To understand computing’s response to the core generative problems is to understand computing. It provides a the historical context and the structure for its development, and how its elements interrelate: we couldn’t build complex computations before we could build computations; we couldn’t consider volatility in a complex environment until that complexity could be managed. The core generative problems determine the place of computing in the world, its scope and the real-world relevance of its sub-disciplines.

Finally, a teaching based on the core generative problems impacts the sustainability of computing as a discipline by allowing the student of computing initially to gauge whether their lies in computing or elsewhere, but then to dream of problem solving with the tools that computing provides, inspiring them to greater things.

The greatest computing minds have worked to solve these problems; perhaps still greater minds are yet to come. As educators, we should debate the nature of computing’s core generative problems. It’s a debate that’s much too important for politics to guide. Without it, computing could be lost to teleology for another generation.

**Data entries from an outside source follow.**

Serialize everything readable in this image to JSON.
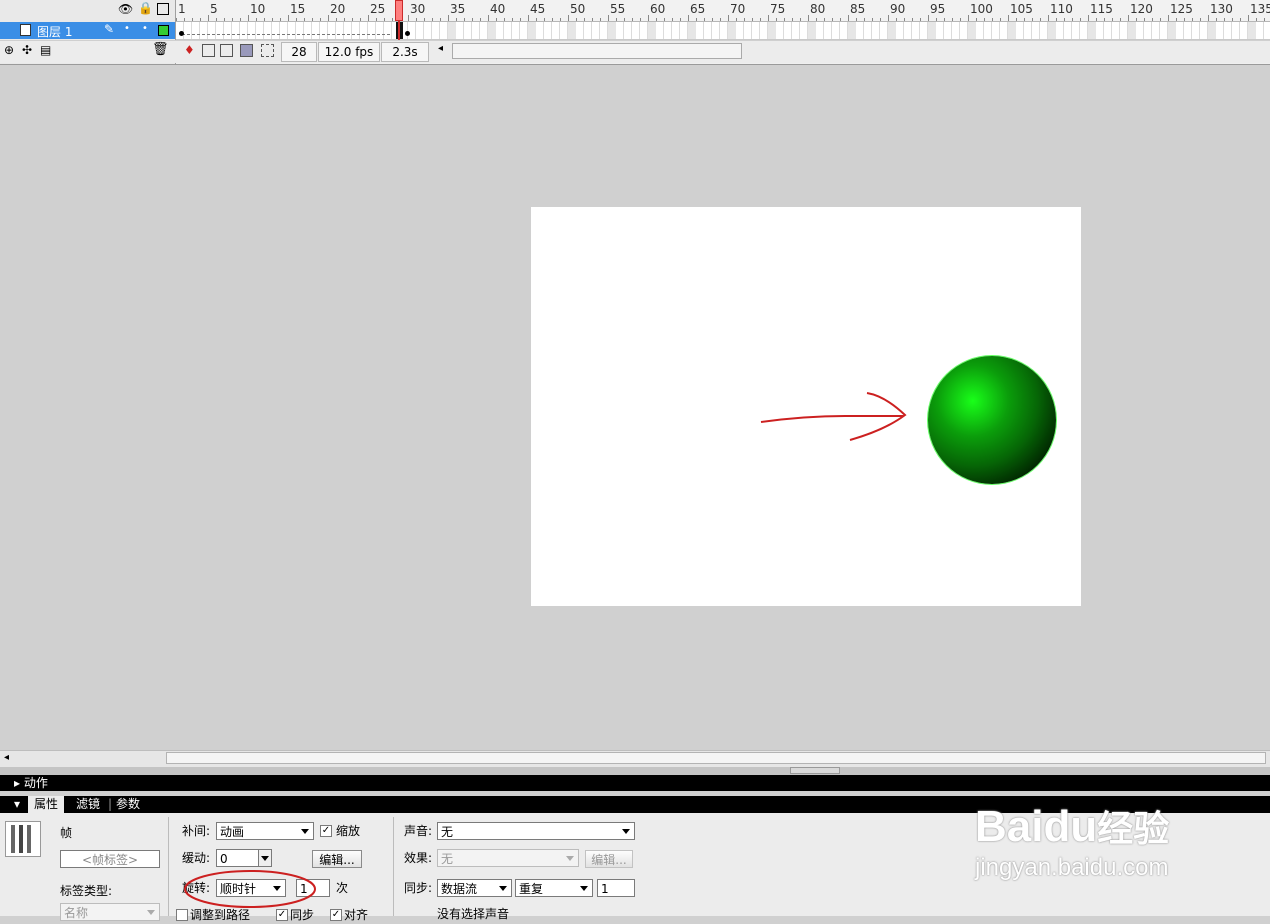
{
  "timeline": {
    "ruler_labels": [
      "1",
      "5",
      "10",
      "15",
      "20",
      "25",
      "30",
      "35",
      "40",
      "45",
      "50",
      "55",
      "60",
      "65",
      "70",
      "75",
      "80",
      "85",
      "90",
      "95",
      "100",
      "105",
      "110",
      "115",
      "120",
      "125",
      "130",
      "135"
    ],
    "layer_name": "图层 1",
    "current_frame": "28",
    "frame_rate": "12.0 fps",
    "elapsed_time": "2.3s"
  },
  "panels": {
    "actions_title": "动作",
    "tabs": [
      "属性",
      "滤镜",
      "参数"
    ]
  },
  "properties": {
    "frame_label": "帧",
    "frame_label_placeholder": "<帧标签>",
    "label_type_label": "标签类型:",
    "label_type_value": "名称",
    "tween_label": "补间:",
    "tween_value": "动画",
    "scale_label": "缩放",
    "ease_label": "缓动:",
    "ease_value": "0",
    "edit_button": "编辑...",
    "rotate_label": "旋转:",
    "rotate_value": "顺时针",
    "rotate_times": "1",
    "times_unit": "次",
    "orient_to_path": "调整到路径",
    "sync_label_check": "同步",
    "snap_label": "对齐",
    "sound_label": "声音:",
    "sound_value": "无",
    "effect_label": "效果:",
    "effect_value": "无",
    "effect_edit_button": "编辑...",
    "sync_label": "同步:",
    "sync_value": "数据流",
    "repeat_value": "重复",
    "repeat_count": "1",
    "no_sound_text": "没有选择声音"
  },
  "watermark": {
    "brand": "Baidu",
    "brand_cn": "经验",
    "url": "jingyan.baidu.com"
  },
  "colors": {
    "annotation": "#cc2020",
    "selection": "#3a8ee6",
    "ball": "#0b9e0b"
  }
}
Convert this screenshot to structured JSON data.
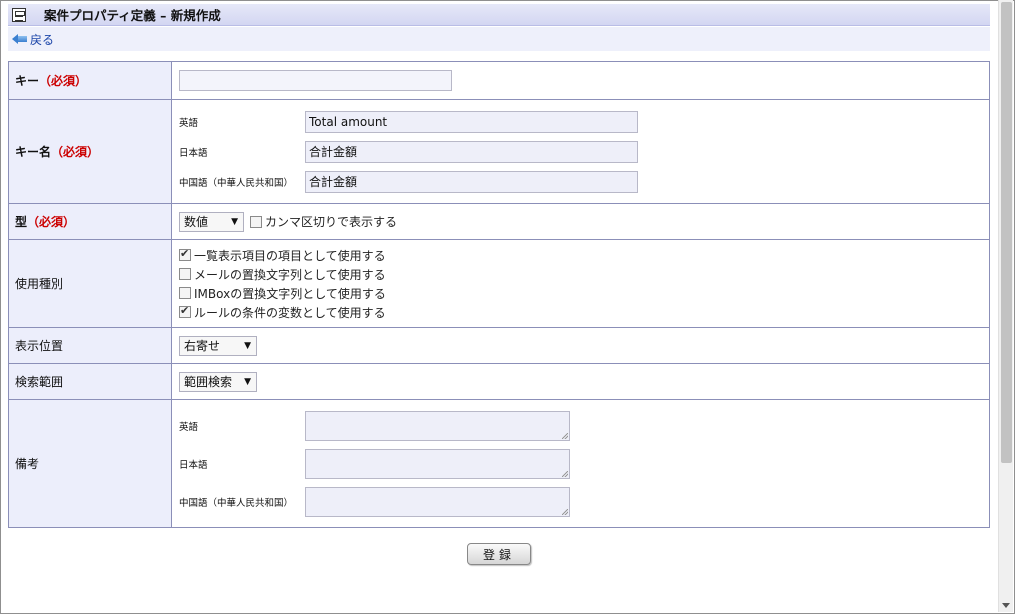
{
  "header": {
    "title": "案件プロパティ定義 – 新規作成",
    "back_label": "戻る"
  },
  "form": {
    "key": {
      "label": "キー",
      "required": "（必須）",
      "value": ""
    },
    "key_name": {
      "label": "キー名",
      "required": "（必須）",
      "languages": [
        {
          "label": "英語",
          "value": "Total amount"
        },
        {
          "label": "日本語",
          "value": "合計金額"
        },
        {
          "label": "中国語（中華人民共和国）",
          "value": "合計金額"
        }
      ]
    },
    "type": {
      "label": "型",
      "required": "（必須）",
      "selected": "数値",
      "comma_label": "カンマ区切りで表示する",
      "comma_checked": false
    },
    "usage": {
      "label": "使用種別",
      "options": [
        {
          "label": "一覧表示項目の項目として使用する",
          "checked": true
        },
        {
          "label": "メールの置換文字列として使用する",
          "checked": false
        },
        {
          "label": "IMBoxの置換文字列として使用する",
          "checked": false
        },
        {
          "label": "ルールの条件の変数として使用する",
          "checked": true
        }
      ]
    },
    "position": {
      "label": "表示位置",
      "selected": "右寄せ"
    },
    "search": {
      "label": "検索範囲",
      "selected": "範囲検索"
    },
    "notes": {
      "label": "備考",
      "languages": [
        {
          "label": "英語",
          "value": ""
        },
        {
          "label": "日本語",
          "value": ""
        },
        {
          "label": "中国語（中華人民共和国）",
          "value": ""
        }
      ]
    }
  },
  "submit_label": "登録"
}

  1. Schmidt said the country that invented the computer was ‘throwing away [their] great computer heritage’ by failing to teach programming in schools. ‘I was flabbergasted to learn that today computer science isn’t even taught as standard in UK schools,’ he said. ‘Your IT curriculum focuses on teaching how to use software, but gives no insight into how it’s made.’
  2. Wikipedia.
  3. Perhaps because they have come from another discipline; Computing graduates that enter teaching are very few and far between.
  4. To the greatest extent, and with notable exceptions, Computer Science is Computing’s response to the External Agency Influence problem.